The Social Host Ordinance, which came into effect December 2010 and holds tenants accountable to underage drinking in their residence, is entering its toughest period as students return from summer break or arrive at University of California Santa Barbara for the first time.
The ordinance was voted into effect by the Board of Supervisors with a 4 to 1 vote last year and implements new civil penalties for party hosts found serving alcohol to anyone under 21. The fines range from $500 to $2,000 with the first offense including a mandatory education class.
The ordinance passed despite the protest of the Isla Vista and UCSB community and has led to an assumption among many students that community groups were dismissive of student concerns. Similar ordinances, such as the one passed in Ventura County are usually directed towards curbing the drinking habits of high school students, not college students.
Many people in the IV community have already expressed concern over the ordinance.
Life of the Party, a site directed at UCSB students with a page devoted to the Social Host Ordinance, states that to avoid breaking the law hosts should “check IDs at the door,” a task difficult to perform at IV parties.
Christina Nguyen, a third-year English major and Isla Vista resident, doesn’t agree with this idea.
“I understand the issue with underage high school kids getting into parties. That’s a responsibility for the host,” she said. “But here at college, everyone is an adult and having a good time together. You can’t expect the host to ID everyone.”
To address the issue of underage drinkers discreetly entering a party, the ordinance allows for individuals to call the police to remove them without citing the hosts. Roommates who do not engage in the party and are unaware that underage drinking is occurring cannot be cited and to cite someone, the police must establish that the person knew or should have known that underage drinking was occurring.
Doreen Farr, a member of the Santa Barbara County Board of Supervisors and the only member to vote against the Social Host Ordinance, holds office hours the second Tuesday of every month from 1 p.m. to 3 p.m. outside of Coffee Collaborative as a way for people to discuss community issues. She has noticed that the ordinance has recently become a repeated topic in her discussions.
“People are afraid they’ll be in charge of underage roommates that they have no control over,” Farr said.
Farr explains that very few citations have been given, suggesting unfamiliarity among officers concerning the ordinance and its details. The ordinance leaves in place the rule that the foot patrol must detect loud noises, fighting, screaming or other indications of an out of control party before entering a home. It is only after entering that the foot patrol can begin to inquire about the age of those present and issue a citation to the hosts and tenants.
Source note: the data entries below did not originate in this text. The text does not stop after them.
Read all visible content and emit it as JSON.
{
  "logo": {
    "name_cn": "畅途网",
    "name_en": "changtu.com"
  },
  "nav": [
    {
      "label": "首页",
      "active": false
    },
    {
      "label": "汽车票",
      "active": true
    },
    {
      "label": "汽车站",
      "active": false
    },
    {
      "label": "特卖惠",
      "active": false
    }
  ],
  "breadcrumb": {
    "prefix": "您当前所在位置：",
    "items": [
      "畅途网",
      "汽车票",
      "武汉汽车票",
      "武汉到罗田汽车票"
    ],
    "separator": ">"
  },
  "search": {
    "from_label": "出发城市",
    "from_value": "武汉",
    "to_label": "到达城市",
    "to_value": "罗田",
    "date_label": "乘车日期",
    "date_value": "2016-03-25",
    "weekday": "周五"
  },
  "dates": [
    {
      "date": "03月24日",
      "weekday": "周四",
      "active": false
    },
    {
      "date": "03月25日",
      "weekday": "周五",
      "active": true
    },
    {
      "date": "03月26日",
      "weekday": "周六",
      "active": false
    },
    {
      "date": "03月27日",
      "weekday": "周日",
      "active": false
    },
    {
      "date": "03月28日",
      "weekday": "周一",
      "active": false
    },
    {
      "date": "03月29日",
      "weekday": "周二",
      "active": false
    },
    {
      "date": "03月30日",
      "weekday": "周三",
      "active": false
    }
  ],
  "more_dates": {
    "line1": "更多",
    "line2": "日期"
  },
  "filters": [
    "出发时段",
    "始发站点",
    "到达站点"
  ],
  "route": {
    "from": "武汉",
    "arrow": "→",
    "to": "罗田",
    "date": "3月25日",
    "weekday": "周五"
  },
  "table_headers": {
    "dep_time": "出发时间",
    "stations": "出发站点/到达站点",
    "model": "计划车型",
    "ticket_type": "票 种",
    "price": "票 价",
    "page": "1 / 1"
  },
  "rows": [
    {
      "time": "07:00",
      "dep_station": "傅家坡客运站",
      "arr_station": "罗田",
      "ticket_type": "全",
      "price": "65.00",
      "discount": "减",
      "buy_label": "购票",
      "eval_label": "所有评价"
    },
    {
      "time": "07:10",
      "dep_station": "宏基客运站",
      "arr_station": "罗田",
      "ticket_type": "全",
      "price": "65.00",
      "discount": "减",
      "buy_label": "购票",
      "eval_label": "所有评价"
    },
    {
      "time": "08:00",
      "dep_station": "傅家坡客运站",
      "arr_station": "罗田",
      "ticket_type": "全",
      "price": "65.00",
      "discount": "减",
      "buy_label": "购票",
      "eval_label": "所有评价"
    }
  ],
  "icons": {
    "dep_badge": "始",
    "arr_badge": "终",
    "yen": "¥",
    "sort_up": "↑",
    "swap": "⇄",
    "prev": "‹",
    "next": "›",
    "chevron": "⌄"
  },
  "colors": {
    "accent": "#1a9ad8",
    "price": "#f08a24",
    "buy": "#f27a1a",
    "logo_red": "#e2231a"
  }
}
The ordinance still continues to worry UCSB students even with the few number of citations given. Doreen Farr assures students that the ordinance is not designed to create a tense rift between the residents and the police.
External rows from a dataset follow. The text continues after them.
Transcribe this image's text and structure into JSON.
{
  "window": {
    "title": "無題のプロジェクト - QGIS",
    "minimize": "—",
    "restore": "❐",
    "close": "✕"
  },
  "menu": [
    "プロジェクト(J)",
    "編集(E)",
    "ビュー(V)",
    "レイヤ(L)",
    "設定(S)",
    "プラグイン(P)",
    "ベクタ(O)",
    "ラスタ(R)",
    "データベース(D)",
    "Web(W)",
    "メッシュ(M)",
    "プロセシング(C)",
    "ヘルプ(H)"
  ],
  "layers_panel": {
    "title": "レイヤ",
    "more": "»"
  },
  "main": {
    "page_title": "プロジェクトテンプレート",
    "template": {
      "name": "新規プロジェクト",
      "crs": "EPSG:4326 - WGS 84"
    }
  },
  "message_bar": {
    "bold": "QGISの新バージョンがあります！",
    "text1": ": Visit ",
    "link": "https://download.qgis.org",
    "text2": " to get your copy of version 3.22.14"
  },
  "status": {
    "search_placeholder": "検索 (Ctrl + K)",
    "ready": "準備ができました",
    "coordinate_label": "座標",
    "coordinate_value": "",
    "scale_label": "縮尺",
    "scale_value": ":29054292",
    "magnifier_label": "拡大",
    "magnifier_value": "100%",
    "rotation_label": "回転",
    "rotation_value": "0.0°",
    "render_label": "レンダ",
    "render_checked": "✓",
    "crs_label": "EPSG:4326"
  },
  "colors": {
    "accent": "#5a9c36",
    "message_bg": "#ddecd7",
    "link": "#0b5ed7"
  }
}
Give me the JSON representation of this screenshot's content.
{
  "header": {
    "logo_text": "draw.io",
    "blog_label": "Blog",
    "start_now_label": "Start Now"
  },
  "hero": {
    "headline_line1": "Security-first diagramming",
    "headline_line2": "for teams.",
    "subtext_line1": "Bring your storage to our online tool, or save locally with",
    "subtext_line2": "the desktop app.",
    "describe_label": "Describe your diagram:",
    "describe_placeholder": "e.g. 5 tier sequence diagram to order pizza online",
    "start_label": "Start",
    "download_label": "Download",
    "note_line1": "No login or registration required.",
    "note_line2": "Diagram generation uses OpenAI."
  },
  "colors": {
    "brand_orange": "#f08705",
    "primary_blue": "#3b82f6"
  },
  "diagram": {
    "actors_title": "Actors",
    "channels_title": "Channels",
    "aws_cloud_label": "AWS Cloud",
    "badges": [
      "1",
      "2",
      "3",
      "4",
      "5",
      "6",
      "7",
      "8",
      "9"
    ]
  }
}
“The police are always looking for ways to ensure public safety,” Farr said. “The idea is to make everyone more responsible.”